Work task: Each line of the listing below must be returned exactly.

Data for analysis:
╔══
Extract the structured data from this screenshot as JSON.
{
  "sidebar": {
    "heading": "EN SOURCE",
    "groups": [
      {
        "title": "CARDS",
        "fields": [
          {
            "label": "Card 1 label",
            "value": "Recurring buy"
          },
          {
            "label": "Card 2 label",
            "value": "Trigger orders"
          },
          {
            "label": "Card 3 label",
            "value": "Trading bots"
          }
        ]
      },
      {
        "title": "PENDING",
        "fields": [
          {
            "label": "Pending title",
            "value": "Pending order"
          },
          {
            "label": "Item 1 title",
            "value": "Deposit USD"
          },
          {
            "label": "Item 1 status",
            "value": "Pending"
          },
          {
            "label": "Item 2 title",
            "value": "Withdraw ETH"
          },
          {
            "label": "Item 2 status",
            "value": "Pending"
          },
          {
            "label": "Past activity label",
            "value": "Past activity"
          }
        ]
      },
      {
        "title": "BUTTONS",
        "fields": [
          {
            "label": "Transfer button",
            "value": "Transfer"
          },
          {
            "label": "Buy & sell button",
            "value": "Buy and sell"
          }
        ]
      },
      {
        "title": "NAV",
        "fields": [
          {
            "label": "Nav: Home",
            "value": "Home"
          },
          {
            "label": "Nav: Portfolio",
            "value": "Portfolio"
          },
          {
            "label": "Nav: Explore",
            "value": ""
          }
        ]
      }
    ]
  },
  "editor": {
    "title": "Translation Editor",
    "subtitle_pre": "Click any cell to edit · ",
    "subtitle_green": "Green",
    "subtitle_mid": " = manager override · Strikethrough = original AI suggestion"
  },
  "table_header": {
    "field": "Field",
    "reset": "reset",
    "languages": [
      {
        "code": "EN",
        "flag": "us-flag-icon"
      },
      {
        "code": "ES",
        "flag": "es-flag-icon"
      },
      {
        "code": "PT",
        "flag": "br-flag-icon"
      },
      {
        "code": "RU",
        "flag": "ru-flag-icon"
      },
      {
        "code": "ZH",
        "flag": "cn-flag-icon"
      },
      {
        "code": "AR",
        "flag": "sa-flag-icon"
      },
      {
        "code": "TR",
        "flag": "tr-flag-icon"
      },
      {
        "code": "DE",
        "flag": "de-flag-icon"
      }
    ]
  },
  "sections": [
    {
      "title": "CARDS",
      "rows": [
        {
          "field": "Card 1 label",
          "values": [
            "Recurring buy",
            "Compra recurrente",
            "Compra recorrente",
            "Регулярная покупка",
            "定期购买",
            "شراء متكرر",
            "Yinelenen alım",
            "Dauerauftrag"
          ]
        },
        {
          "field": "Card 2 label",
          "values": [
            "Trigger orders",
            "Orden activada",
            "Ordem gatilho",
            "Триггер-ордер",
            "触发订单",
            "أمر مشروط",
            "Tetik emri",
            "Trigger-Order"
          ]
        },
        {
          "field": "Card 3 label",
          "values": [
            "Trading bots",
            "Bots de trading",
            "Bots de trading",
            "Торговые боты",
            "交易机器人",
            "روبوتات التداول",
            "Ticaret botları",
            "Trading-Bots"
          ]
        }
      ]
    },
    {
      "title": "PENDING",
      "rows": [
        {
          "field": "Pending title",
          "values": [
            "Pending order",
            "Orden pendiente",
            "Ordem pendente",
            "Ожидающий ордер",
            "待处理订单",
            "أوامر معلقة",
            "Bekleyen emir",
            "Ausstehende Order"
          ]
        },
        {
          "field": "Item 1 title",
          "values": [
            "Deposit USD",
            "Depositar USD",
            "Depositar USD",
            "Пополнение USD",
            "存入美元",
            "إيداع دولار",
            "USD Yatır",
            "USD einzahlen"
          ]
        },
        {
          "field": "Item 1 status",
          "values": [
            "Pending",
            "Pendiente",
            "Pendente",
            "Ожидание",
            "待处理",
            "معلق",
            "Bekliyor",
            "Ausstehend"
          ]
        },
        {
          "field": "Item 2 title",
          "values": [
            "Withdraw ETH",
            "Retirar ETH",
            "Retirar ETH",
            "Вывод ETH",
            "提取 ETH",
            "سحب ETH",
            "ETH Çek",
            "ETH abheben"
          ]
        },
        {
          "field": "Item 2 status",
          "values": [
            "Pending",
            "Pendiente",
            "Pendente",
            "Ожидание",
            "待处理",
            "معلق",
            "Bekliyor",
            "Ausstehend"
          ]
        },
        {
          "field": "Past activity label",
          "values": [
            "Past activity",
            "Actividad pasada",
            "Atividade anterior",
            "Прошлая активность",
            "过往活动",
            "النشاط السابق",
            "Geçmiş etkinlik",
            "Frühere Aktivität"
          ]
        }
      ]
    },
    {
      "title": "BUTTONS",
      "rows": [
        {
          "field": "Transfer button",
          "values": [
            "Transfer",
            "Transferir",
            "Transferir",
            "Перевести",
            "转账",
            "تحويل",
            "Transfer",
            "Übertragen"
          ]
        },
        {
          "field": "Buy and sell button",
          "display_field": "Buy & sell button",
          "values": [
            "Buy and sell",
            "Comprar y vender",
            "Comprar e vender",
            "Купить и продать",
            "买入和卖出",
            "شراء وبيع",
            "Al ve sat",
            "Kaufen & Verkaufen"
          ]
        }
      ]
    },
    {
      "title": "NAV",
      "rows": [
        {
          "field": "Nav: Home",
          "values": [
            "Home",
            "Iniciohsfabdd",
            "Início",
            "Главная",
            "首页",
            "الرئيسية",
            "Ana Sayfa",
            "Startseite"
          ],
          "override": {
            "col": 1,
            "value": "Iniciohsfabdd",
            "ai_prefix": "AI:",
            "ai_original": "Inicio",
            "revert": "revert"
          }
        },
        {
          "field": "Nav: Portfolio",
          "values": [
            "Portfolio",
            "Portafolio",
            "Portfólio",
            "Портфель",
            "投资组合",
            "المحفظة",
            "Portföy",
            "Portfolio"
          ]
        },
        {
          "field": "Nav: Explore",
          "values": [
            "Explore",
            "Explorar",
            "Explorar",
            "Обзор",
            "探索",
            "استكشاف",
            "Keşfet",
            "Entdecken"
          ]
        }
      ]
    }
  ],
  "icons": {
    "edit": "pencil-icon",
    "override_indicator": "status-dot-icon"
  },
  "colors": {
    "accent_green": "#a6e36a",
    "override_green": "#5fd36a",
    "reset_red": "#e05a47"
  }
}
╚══
Response box:
Extract the structured data from this screenshot as JSON.
{
  "sidebar": {
    "heading": "EN SOURCE",
    "groups": [
      {
        "title": "CARDS",
        "fields": [
          {
            "label": "Card 1 label",
            "value": "Recurring buy"
          },
          {
            "label": "Card 2 label",
            "value": "Trigger orders"
          },
          {
            "label": "Card 3 label",
            "value": "Trading bots"
          }
        ]
      },
      {
        "title": "PENDING",
        "fields": [
          {
            "label": "Pending title",
            "value": "Pending order"
          },
          {
            "label": "Item 1 title",
            "value": "Deposit USD"
          },
          {
            "label": "Item 1 status",
            "value": "Pending"
          },
          {
            "label": "Item 2 title",
            "value": "Withdraw ETH"
          },
          {
            "label": "Item 2 status",
            "value": "Pending"
          },
          {
            "label": "Past activity label",
            "value": "Past activity"
          }
        ]
      },
      {
        "title": "BUTTONS",
        "fields": [
          {
            "label": "Transfer button",
            "value": "Transfer"
          },
          {
            "label": "Buy & sell button",
            "value": "Buy and sell"
          }
        ]
      },
      {
        "title": "NAV",
        "fields": [
          {
            "label": "Nav: Home",
            "value": "Home"
          },
          {
            "label": "Nav: Portfolio",
            "value": "Portfolio"
          },
          {
            "label": "Nav: Explore",
            "value": ""
          }
        ]
      }
    ]
  },
  "editor": {
    "title": "Translation Editor",
    "subtitle_pre": "Click any cell to edit · ",
    "subtitle_green": "Green",
    "subtitle_mid": " = manager override · Strikethrough = original AI suggestion"
  },
  "table_header": {
    "field": "Field",
    "reset": "reset",
    "languages": [
      {
        "code": "EN",
        "flag": "us-flag-icon"
      },
      {
        "code": "ES",
        "flag": "es-flag-icon"
      },
      {
        "code": "PT",
        "flag": "br-flag-icon"
      },
      {
        "code": "RU",
        "flag": "ru-flag-icon"
      },
      {
        "code": "ZH",
        "flag": "cn-flag-icon"
      },
      {
        "code": "AR",
        "flag": "sa-flag-icon"
      },
      {
        "code": "TR",
        "flag": "tr-flag-icon"
      },
      {
        "code": "DE",
        "flag": "de-flag-icon"
      }
    ]
  },
  "sections": [
    {
      "title": "CARDS",
      "rows": [
        {
          "field": "Card 1 label",
          "values": [
            "Recurring buy",
            "Compra recurrente",
            "Compra recorrente",
            "Регулярная покупка",
            "定期购买",
            "شراء متكرر",
            "Yinelenen alım",
            "Dauerauftrag"
          ]
        },
        {
          "field": "Card 2 label",
          "values": [
            "Trigger orders",
            "Orden activada",
            "Ordem gatilho",
            "Триггер-ордер",
            "触发订单",
            "أمر مشروط",
            "Tetik emri",
            "Trigger-Order"
          ]
        },
        {
          "field": "Card 3 label",
          "values": [
            "Trading bots",
            "Bots de trading",
            "Bots de trading",
            "Торговые боты",
            "交易机器人",
            "روبوتات التداول",
            "Ticaret botları",
            "Trading-Bots"
          ]
        }
      ]
    },
    {
      "title": "PENDING",
      "rows": [
        {
          "field": "Pending title",
          "values": [
            "Pending order",
            "Orden pendiente",
            "Ordem pendente",
            "Ожидающий ордер",
            "待处理订单",
            "أوامر معلقة",
            "Bekleyen emir",
            "Ausstehende Order"
          ]
        },
        {
          "field": "Item 1 title",
          "values": [
            "Deposit USD",
            "Depositar USD",
            "Depositar USD",
            "Пополнение USD",
            "存入美元",
            "إيداع دولار",
            "USD Yatır",
            "USD einzahlen"
          ]
        },
        {
          "field": "Item 1 status",
          "values": [
            "Pending",
            "Pendiente",
            "Pendente",
            "Ожидание",
            "待处理",
            "معلق",
            "Bekliyor",
            "Ausstehend"
          ]
        },
        {
          "field": "Item 2 title",
          "values": [
            "Withdraw ETH",
            "Retirar ETH",
            "Retirar ETH",
            "Вывод ETH",
            "提取 ETH",
            "سحب ETH",
            "ETH Çek",
            "ETH abheben"
          ]
        },
        {
          "field": "Item 2 status",
          "values": [
            "Pending",
            "Pendiente",
            "Pendente",
            "Ожидание",
            "待处理",
            "معلق",
            "Bekliyor",
            "Ausstehend"
          ]
        },
        {
          "field": "Past activity label",
          "values": [
            "Past activity",
            "Actividad pasada",
            "Atividade anterior",
            "Прошлая активность",
            "过往活动",
            "النشاط السابق",
            "Geçmiş etkinlik",
            "Frühere Aktivität"
          ]
        }
      ]
    },
    {
      "title": "BUTTONS",
      "rows": [
        {
          "field": "Transfer button",
          "values": [
            "Transfer",
            "Transferir",
            "Transferir",
            "Перевести",
            "转账",
            "تحويل",
            "Transfer",
            "Übertragen"
          ]
        },
        {
          "field": "Buy and sell button",
          "display_field": "Buy & sell button",
          "values": [
            "Buy and sell",
            "Comprar y vender",
            "Comprar e vender",
            "Купить и продать",
            "买入和卖出",
            "شراء وبيع",
            "Al ve sat",
            "Kaufen & Verkaufen"
          ]
        }
      ]
    },
    {
      "title": "NAV",
      "rows": [
        {
          "field": "Nav: Home",
          "values": [
            "Home",
            "Iniciohsfabdd",
            "Início",
            "Главная",
            "首页",
            "الرئيسية",
            "Ana Sayfa",
            "Startseite"
          ],
          "override": {
            "col": 1,
            "value": "Iniciohsfabdd",
            "ai_prefix": "AI:",
            "ai_original": "Inicio",
            "revert": "revert"
          }
        },
        {
          "field": "Nav: Portfolio",
          "values": [
            "Portfolio",
            "Portafolio",
            "Portfólio",
            "Портфель",
            "投资组合",
            "المحفظة",
            "Portföy",
            "Portfolio"
          ]
        },
        {
          "field": "Nav: Explore",
          "values": [
            "Explore",
            "Explorar",
            "Explorar",
            "Обзор",
            "探索",
            "استكشاف",
            "Keşfet",
            "Entdecken"
          ]
        }
      ]
    }
  ],
  "icons": {
    "edit": "pencil-icon",
    "override_indicator": "status-dot-icon"
  },
  "colors": {
    "accent_green": "#a6e36a",
    "override_green": "#5fd36a",
    "reset_red": "#e05a47"
  }
}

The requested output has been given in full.